* **TO DO**: The answer must be every line from the entries below that contains "test".

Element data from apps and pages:
........

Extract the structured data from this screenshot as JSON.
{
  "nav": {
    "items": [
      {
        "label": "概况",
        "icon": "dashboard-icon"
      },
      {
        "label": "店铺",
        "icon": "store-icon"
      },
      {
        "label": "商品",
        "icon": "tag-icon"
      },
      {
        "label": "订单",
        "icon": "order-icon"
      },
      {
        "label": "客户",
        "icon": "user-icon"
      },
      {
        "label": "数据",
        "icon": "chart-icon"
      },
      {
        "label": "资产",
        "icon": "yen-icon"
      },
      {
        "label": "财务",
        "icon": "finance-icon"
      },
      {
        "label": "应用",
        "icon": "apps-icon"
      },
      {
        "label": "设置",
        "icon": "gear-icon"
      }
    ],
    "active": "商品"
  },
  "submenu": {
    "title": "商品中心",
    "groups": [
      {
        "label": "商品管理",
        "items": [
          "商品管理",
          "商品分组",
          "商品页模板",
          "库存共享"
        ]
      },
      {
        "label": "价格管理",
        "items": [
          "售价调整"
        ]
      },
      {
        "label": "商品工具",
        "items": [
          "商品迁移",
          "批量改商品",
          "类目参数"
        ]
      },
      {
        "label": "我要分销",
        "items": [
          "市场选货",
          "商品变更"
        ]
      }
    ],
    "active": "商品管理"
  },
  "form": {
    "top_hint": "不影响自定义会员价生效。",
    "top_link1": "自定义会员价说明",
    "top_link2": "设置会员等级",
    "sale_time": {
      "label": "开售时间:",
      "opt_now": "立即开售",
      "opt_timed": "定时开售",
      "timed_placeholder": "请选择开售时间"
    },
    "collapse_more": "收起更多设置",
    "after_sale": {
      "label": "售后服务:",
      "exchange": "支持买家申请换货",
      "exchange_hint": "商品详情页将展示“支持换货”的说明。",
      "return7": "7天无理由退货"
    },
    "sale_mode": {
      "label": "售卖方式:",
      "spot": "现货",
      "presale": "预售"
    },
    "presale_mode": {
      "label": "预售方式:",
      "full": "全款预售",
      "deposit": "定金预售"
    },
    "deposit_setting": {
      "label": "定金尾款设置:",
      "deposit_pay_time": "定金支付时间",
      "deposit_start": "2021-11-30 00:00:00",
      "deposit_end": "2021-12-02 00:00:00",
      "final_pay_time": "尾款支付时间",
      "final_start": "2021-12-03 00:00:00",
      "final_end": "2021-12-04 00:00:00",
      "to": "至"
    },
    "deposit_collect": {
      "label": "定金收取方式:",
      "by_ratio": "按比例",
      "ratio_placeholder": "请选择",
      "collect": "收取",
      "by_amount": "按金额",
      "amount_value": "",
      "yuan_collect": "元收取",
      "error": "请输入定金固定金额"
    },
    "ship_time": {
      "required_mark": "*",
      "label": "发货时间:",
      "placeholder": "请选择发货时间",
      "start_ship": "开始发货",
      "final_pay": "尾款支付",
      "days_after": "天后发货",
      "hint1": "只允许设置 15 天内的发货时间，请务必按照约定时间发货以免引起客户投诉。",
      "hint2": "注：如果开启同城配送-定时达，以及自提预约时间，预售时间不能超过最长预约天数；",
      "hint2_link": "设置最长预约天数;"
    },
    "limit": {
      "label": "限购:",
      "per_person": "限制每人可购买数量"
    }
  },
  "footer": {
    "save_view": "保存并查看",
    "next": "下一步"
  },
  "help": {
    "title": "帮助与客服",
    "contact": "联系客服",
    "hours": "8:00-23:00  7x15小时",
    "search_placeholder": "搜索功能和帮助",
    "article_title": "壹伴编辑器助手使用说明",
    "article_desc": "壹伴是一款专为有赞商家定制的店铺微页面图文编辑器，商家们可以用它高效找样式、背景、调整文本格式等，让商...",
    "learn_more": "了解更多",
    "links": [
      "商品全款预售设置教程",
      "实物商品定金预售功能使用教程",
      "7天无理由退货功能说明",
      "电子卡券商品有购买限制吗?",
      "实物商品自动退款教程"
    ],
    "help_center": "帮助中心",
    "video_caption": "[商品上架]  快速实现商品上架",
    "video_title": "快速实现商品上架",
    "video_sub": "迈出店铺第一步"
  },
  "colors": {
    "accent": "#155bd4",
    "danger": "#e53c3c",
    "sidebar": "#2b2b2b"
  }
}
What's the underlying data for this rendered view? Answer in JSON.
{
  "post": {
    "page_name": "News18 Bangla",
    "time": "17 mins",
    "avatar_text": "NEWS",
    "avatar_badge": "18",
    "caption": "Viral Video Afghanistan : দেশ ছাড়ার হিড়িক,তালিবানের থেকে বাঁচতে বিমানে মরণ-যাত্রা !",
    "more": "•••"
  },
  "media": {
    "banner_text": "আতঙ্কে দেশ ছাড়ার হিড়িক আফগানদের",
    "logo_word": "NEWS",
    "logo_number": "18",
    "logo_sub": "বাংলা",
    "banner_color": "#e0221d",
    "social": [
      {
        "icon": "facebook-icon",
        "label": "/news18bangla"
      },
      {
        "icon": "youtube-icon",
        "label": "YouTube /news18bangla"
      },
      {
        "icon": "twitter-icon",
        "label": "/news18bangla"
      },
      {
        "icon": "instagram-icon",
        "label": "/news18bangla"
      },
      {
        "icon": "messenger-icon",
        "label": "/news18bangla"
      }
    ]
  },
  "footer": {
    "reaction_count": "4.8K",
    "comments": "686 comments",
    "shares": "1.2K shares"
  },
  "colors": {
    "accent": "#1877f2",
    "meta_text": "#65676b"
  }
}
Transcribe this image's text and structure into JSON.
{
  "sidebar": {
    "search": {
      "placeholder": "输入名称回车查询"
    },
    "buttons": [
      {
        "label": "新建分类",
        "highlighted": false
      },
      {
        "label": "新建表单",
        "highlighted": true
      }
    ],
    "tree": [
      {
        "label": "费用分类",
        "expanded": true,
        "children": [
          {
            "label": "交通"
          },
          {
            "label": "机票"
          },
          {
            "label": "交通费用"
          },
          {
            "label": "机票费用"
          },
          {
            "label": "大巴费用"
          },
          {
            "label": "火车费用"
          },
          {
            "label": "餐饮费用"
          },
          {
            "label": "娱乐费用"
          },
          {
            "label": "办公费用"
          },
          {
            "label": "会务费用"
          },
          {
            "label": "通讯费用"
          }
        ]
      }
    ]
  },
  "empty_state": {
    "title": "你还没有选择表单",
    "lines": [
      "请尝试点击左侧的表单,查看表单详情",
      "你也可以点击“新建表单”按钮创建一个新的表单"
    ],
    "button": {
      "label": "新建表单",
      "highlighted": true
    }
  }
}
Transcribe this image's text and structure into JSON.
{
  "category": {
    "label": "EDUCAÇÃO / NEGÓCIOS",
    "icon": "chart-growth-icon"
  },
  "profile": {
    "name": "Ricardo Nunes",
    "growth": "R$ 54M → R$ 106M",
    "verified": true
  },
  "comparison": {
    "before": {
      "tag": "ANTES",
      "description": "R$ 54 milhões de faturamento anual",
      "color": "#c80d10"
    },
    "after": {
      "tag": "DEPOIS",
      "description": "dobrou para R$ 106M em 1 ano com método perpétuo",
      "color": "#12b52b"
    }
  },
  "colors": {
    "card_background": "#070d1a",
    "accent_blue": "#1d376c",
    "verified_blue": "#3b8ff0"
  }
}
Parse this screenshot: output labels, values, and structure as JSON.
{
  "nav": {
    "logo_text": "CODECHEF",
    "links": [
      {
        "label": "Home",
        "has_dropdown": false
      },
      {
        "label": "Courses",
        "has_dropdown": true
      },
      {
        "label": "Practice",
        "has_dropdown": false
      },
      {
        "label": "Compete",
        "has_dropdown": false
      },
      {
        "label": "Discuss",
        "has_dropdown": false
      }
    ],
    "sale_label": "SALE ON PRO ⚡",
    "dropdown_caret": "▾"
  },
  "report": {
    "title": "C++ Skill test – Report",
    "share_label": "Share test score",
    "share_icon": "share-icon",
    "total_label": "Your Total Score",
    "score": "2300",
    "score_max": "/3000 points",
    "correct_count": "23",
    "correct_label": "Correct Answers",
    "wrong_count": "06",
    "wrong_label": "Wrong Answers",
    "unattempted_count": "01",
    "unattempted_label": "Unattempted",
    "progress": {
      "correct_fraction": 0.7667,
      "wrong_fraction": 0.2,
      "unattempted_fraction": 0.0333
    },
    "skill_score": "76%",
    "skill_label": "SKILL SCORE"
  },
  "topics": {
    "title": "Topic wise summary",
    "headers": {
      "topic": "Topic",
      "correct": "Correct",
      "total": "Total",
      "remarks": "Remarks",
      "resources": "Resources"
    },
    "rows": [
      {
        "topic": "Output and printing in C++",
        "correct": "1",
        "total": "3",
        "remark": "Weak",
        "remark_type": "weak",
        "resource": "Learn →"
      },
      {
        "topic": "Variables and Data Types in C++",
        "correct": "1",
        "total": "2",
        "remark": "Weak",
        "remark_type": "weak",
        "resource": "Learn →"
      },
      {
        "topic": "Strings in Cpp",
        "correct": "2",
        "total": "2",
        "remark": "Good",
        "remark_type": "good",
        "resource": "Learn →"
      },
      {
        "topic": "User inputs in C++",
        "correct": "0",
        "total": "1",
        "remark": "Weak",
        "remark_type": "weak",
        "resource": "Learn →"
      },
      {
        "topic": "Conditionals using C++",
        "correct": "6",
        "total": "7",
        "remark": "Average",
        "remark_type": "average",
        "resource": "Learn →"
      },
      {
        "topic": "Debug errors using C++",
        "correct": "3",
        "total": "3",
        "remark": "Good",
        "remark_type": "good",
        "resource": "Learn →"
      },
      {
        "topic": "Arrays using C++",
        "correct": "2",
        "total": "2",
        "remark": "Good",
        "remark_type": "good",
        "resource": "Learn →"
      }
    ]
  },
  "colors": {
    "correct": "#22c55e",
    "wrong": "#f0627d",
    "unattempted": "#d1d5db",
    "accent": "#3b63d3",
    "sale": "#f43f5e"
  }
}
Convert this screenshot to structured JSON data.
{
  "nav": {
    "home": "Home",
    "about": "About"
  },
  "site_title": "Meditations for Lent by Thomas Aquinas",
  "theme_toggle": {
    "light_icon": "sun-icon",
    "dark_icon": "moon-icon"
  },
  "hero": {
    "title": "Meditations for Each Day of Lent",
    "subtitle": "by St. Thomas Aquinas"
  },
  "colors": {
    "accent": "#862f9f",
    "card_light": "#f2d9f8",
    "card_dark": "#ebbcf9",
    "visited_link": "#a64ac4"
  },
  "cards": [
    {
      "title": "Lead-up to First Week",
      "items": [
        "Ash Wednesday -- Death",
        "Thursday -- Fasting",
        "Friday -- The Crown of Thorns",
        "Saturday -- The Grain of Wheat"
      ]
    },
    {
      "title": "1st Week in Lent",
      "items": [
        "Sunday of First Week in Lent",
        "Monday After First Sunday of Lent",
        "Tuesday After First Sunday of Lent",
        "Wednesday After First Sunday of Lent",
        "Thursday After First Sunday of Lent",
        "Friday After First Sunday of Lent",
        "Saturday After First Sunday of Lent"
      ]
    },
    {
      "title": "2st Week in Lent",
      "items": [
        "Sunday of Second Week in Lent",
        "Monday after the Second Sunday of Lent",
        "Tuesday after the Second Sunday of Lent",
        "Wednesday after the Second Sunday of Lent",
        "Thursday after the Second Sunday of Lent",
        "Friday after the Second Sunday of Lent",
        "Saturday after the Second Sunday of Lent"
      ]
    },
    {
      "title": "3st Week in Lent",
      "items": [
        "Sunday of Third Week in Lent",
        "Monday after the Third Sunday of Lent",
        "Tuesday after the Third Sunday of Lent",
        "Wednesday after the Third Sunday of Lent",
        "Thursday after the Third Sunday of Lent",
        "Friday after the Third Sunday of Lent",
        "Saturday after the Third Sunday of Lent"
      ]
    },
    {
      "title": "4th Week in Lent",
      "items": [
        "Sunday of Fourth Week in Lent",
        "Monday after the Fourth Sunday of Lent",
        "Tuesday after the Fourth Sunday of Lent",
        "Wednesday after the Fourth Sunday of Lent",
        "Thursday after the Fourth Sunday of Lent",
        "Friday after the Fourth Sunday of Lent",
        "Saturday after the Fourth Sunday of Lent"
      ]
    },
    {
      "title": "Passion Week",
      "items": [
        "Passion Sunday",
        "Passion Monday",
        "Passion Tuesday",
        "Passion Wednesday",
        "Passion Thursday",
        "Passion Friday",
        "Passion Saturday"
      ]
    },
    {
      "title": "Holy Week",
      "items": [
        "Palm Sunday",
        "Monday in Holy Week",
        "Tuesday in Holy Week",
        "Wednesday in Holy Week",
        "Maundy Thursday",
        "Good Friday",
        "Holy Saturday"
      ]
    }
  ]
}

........

* **TASK ANSWER**:
    "title": "C++ Skill test – Report",
    "share_label": "Share test score",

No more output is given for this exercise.